Page and application data records
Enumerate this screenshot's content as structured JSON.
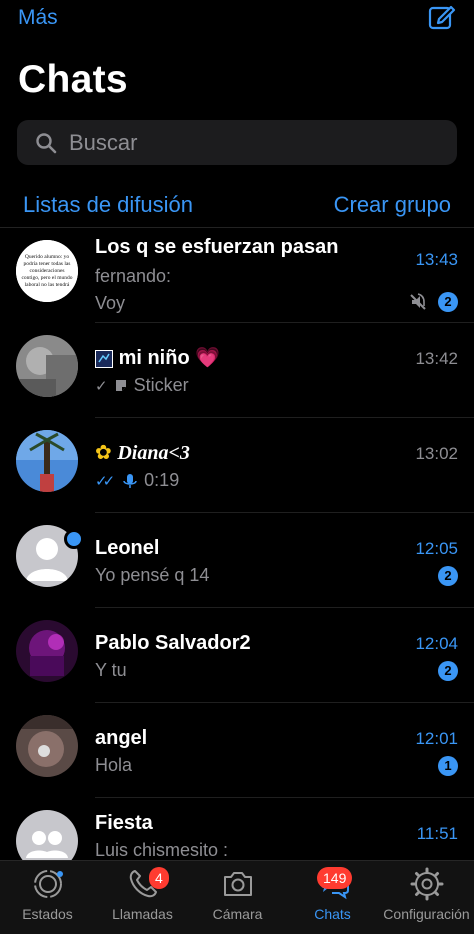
{
  "header": {
    "more_label": "Más",
    "title": "Chats",
    "search_placeholder": "Buscar"
  },
  "links": {
    "broadcast": "Listas de difusión",
    "new_group": "Crear grupo"
  },
  "chats": [
    {
      "name": "Los q se esfuerzan pasan",
      "sender": "fernando:",
      "preview": "Voy",
      "time": "13:43",
      "unread": "2",
      "muted": true,
      "avatar_text": "Querido alumno: yo podría tener todas las consideraciones contigo, pero el mundo laboral no las tendrá"
    },
    {
      "name": "mi niño",
      "preview": "Sticker",
      "time": "13:42",
      "status": "sent"
    },
    {
      "name": "Diana<3",
      "preview": "0:19",
      "time": "13:02",
      "status": "read"
    },
    {
      "name": "Leonel",
      "preview": "Yo pensé q 14",
      "time": "12:05",
      "unread": "2"
    },
    {
      "name": "Pablo Salvador2",
      "preview": "Y tu",
      "time": "12:04",
      "unread": "2"
    },
    {
      "name": "angel",
      "preview": "Hola",
      "time": "12:01",
      "unread": "1"
    },
    {
      "name": "Fiesta",
      "preview": "Luis chismesito :",
      "time": "11:51"
    }
  ],
  "tabs": [
    {
      "label": "Estados",
      "icon": "status-icon"
    },
    {
      "label": "Llamadas",
      "icon": "phone-icon",
      "badge": "4"
    },
    {
      "label": "Cámara",
      "icon": "camera-icon"
    },
    {
      "label": "Chats",
      "icon": "chats-icon",
      "badge": "149",
      "active": true
    },
    {
      "label": "Configuración",
      "icon": "gear-icon"
    }
  ],
  "colors": {
    "accent": "#3a96f5",
    "background": "#000000",
    "secondary_text": "#8e8e93",
    "badge_red": "#ff3b30"
  }
}
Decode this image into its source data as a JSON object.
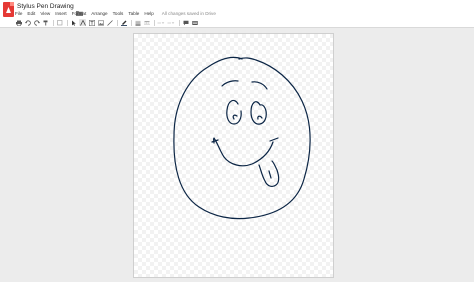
{
  "app": {
    "title": "Stylus Pen Drawing",
    "save_status": "All changes saved in Drive"
  },
  "menu": [
    "File",
    "Edit",
    "View",
    "Insert",
    "Format",
    "Arrange",
    "Tools",
    "Table",
    "Help"
  ],
  "toolbar": {
    "buttons": [
      "print-icon",
      "undo-icon",
      "redo-icon",
      "paint-format-icon",
      "zoom-icon",
      "select-icon",
      "shape-icon",
      "text-box-icon",
      "image-icon",
      "line-color-icon",
      "line-weight-icon",
      "line-dash-icon",
      "line-start-icon",
      "comment-icon",
      "more-icon"
    ]
  },
  "colors": {
    "logo": "#e53935",
    "stroke": "#0b2545",
    "canvas": "#ffffff",
    "workspace": "#ececec"
  }
}
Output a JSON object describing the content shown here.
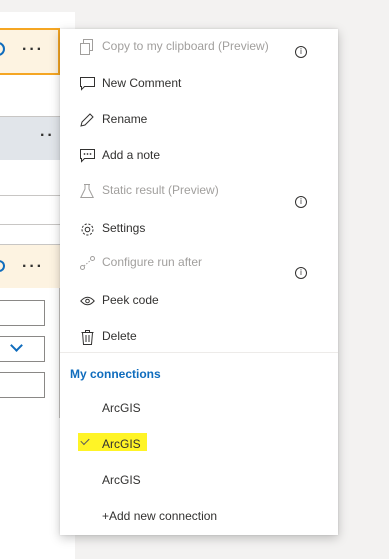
{
  "menu": {
    "items": [
      {
        "label": "Copy to my clipboard (Preview)",
        "icon": "copy-icon",
        "disabled": true,
        "info": true
      },
      {
        "label": "New Comment",
        "icon": "comment-icon",
        "disabled": false,
        "info": false
      },
      {
        "label": "Rename",
        "icon": "pencil-icon",
        "disabled": false,
        "info": false
      },
      {
        "label": "Add a note",
        "icon": "note-icon",
        "disabled": false,
        "info": false
      },
      {
        "label": "Static result (Preview)",
        "icon": "flask-icon",
        "disabled": true,
        "info": true
      },
      {
        "label": "Settings",
        "icon": "gear-icon",
        "disabled": false,
        "info": false
      },
      {
        "label": "Configure run after",
        "icon": "run-after-icon",
        "disabled": true,
        "info": true
      },
      {
        "label": "Peek code",
        "icon": "eye-icon",
        "disabled": false,
        "info": false
      },
      {
        "label": "Delete",
        "icon": "trash-icon",
        "disabled": false,
        "info": false
      }
    ],
    "info_glyph": "i",
    "connections_heading": "My connections",
    "connections": [
      {
        "label": "ArcGIS",
        "selected": false
      },
      {
        "label": "ArcGIS",
        "selected": true
      },
      {
        "label": "ArcGIS",
        "selected": false
      }
    ],
    "add_connection_label": "+Add new connection"
  },
  "background": {
    "ellipsis": "···",
    "ellipsis_short": "··"
  },
  "colors": {
    "accent": "#0f6cbd",
    "highlight": "#fff200",
    "selected_card_border": "#f5a623"
  }
}
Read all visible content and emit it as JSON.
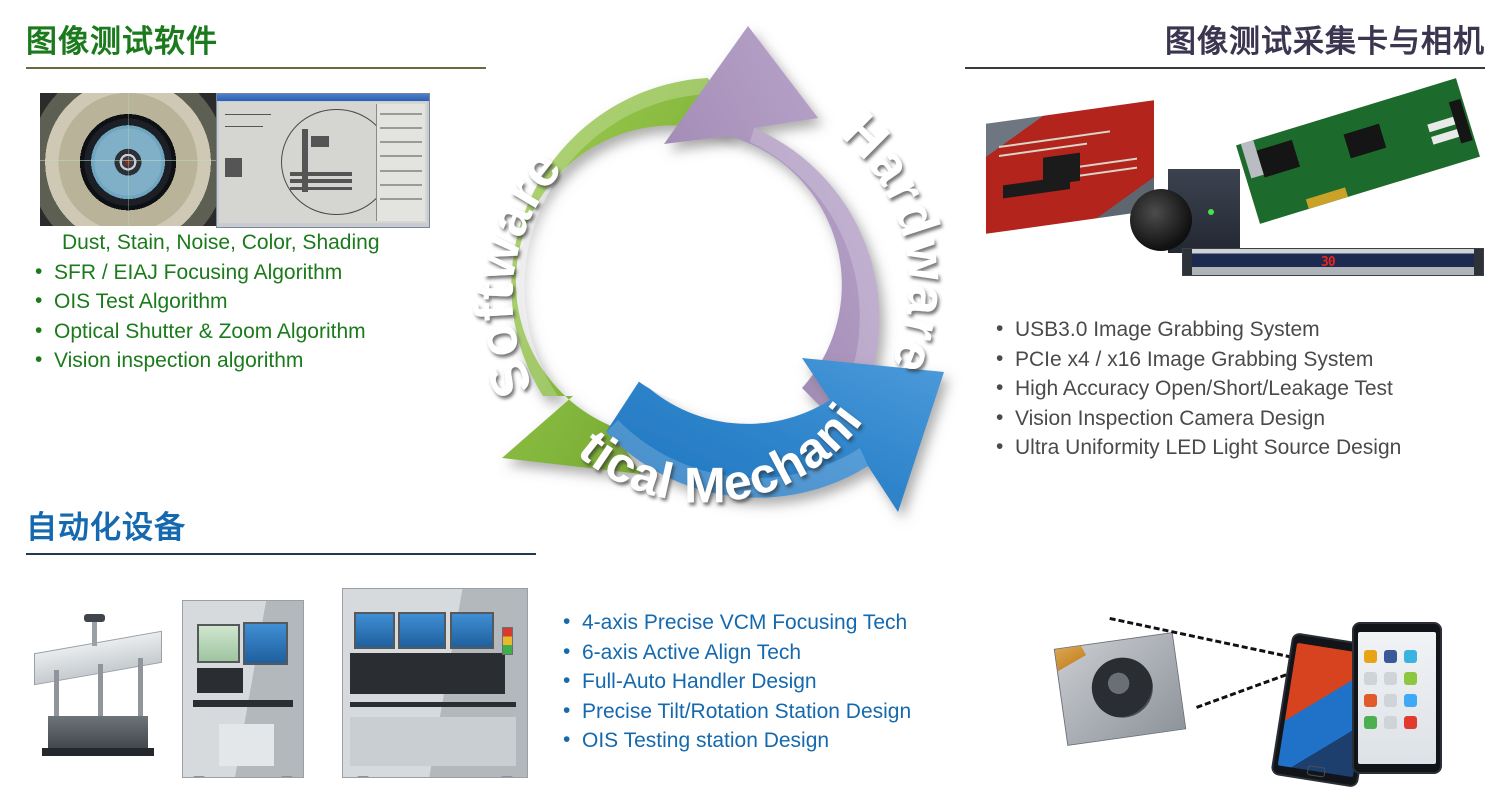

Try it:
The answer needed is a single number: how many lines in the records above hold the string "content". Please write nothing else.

Task answer:
3